A forest near Rome.
(Titus Andronicus; Lucius; Quintus; Martius; Marcus; Saturninus; Tamora; Bassianus; Lavinia; Chiron; Demetrius; Attendants)
Titus waits for the Emperor to arrive for the hunting party. Finally, Saturninus does, still sleepy after a night of reveling, commenting that it’s rather early for newly-weds to be up. Lavinia disagrees, having been up for two hours already. The hunt begins. (29 lines)
Enter Titus Andronicus and his three sons (Lucius, Quintus, and Martius), making a noise with hounds and horns, and Marcus.
The hunt is up, the morn is bright and grey,
The fields are fragrant and the woods are green.
Uncouple here and let us make a bay,
And wake the Emperor and his lovely bride,
And rouse the Prince, and ring a hunter’s peal,
That all the court may echo with the noise.
Sons, let it be your charge, as it is ours,
To attend the Emperor’s person carefully.
I have been troubled in my sleep this night,
But dawning day new comfort hath inspir’d.
Here a cry of hounds, and wind horns in a peal.

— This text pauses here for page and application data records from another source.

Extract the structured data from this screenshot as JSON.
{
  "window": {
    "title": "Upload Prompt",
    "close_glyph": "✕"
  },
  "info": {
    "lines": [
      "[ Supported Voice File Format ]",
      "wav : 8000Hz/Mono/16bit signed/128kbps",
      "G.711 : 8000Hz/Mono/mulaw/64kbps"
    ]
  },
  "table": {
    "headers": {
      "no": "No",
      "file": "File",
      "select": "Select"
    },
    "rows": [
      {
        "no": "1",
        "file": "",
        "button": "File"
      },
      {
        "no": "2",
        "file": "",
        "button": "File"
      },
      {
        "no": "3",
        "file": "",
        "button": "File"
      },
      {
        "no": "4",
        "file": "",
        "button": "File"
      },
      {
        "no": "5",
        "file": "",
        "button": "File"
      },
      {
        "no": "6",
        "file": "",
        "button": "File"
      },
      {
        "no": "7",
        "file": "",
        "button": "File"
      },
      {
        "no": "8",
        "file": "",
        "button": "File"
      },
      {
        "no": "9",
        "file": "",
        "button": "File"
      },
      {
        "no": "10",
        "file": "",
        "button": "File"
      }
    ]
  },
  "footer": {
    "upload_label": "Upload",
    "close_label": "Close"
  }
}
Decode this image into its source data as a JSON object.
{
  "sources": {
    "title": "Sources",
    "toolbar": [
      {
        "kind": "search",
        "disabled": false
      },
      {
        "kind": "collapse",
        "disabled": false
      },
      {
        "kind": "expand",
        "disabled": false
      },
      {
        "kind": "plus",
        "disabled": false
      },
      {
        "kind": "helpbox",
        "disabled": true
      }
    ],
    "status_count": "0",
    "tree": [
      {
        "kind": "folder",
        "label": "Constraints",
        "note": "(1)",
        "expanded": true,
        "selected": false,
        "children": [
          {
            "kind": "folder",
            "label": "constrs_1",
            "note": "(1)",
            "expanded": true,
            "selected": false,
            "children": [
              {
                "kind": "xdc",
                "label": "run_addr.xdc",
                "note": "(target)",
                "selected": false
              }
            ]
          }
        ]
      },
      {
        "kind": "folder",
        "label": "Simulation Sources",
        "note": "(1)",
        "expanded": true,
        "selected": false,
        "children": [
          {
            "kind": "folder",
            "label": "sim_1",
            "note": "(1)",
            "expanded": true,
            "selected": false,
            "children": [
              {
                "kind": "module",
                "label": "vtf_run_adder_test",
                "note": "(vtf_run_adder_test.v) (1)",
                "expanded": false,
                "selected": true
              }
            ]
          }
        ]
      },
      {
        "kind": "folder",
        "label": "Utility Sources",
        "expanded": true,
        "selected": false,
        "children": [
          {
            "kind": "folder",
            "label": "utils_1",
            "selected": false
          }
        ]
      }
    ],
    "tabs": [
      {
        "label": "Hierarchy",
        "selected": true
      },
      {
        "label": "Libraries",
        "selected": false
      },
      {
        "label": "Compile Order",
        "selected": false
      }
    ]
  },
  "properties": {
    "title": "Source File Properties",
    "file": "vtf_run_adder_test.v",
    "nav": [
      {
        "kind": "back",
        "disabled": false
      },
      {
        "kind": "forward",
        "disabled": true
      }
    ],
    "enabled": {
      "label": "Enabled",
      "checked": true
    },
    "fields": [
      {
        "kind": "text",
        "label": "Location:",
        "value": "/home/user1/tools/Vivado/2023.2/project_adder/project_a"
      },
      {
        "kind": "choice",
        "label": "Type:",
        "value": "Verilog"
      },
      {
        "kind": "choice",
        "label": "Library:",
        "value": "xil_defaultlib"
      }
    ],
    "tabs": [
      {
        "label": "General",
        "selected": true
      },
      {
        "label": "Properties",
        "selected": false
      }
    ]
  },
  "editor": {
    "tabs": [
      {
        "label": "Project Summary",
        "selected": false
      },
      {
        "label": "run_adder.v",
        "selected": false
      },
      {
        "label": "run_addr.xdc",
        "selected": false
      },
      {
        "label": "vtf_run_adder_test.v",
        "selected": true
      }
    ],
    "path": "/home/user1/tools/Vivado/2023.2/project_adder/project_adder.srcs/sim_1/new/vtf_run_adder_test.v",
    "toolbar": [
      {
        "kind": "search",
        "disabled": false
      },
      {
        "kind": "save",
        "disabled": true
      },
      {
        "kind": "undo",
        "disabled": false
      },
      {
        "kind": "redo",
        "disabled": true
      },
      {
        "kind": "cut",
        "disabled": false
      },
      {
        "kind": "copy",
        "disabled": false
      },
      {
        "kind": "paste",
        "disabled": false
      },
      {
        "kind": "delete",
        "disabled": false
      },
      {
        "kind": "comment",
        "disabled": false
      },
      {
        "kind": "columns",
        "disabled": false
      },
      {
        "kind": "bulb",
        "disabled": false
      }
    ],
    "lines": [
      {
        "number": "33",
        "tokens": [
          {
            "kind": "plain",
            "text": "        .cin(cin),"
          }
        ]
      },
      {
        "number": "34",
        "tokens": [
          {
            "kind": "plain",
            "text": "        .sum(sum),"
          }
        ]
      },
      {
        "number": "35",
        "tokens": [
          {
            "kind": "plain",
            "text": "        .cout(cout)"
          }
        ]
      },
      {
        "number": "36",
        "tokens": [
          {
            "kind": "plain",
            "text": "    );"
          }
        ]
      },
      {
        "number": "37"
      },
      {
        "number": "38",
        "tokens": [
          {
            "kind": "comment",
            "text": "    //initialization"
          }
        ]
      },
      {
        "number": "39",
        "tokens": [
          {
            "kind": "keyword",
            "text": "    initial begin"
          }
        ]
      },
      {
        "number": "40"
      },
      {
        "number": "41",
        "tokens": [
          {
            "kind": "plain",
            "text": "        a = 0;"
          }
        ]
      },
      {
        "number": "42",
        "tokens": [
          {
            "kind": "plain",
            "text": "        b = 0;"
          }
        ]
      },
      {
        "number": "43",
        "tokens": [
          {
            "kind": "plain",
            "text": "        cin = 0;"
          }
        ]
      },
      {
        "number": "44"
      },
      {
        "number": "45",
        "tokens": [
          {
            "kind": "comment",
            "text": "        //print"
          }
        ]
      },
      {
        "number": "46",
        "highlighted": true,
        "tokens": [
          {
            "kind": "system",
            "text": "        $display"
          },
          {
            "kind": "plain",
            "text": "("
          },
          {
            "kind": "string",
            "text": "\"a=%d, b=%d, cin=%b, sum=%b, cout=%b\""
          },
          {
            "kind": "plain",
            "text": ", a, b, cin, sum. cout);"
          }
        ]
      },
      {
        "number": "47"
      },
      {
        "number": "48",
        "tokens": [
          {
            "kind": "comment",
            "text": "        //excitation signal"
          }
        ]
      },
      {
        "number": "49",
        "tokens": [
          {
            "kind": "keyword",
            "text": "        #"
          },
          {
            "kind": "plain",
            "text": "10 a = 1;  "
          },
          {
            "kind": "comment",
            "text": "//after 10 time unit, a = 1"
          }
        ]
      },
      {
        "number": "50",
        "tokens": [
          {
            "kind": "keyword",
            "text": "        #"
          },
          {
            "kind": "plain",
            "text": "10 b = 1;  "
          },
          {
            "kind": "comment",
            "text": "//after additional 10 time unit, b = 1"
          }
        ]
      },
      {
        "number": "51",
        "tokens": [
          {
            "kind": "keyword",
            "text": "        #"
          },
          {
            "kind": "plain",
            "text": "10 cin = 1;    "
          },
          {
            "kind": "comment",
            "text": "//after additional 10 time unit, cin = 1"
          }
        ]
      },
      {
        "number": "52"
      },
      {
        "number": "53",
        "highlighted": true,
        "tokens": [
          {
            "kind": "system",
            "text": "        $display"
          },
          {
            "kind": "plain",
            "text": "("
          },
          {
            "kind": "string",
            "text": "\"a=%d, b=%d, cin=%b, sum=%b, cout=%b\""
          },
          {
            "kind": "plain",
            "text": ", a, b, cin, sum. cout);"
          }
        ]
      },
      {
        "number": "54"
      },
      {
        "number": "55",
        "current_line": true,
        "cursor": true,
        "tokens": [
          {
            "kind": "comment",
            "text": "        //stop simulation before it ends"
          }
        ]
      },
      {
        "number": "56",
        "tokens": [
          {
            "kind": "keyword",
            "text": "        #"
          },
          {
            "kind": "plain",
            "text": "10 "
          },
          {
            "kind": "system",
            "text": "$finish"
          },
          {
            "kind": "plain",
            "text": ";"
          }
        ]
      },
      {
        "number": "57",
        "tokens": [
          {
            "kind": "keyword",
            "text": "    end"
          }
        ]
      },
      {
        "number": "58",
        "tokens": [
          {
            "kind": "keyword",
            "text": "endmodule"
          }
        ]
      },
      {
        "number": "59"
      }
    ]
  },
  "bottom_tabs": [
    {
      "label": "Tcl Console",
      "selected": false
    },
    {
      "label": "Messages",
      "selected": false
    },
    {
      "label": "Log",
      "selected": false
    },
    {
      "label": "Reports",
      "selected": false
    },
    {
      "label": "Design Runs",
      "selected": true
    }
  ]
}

Then enter Saturninus, Tamora, Bassianus, Lavinia, Chiron, Demetrius, and their Attendants.
Many good morrows to your Majesty;
Madam, to you as many and as good.
I promised your Grace a hunter’s peal.
And you have rung it lustily, my lords—
Somewhat too early for new-married ladies.
Lavinia, how say you?
I say, no;
I have been broad awake two hours and more.
Come on then, horse and chariots let us have,
And to our sport.
Madam, now shall ye see
Our Roman hunting.
I have dogs, my lord,
Will rouse the proudest panther in the chase,
And climb the highest promontory top.
And I have horse will follow where the game
Makes way, and runs like swallows o’er the plain.
Chiron, we hunt not, we, with horse nor hound,
But hope to pluck a dainty doe to ground.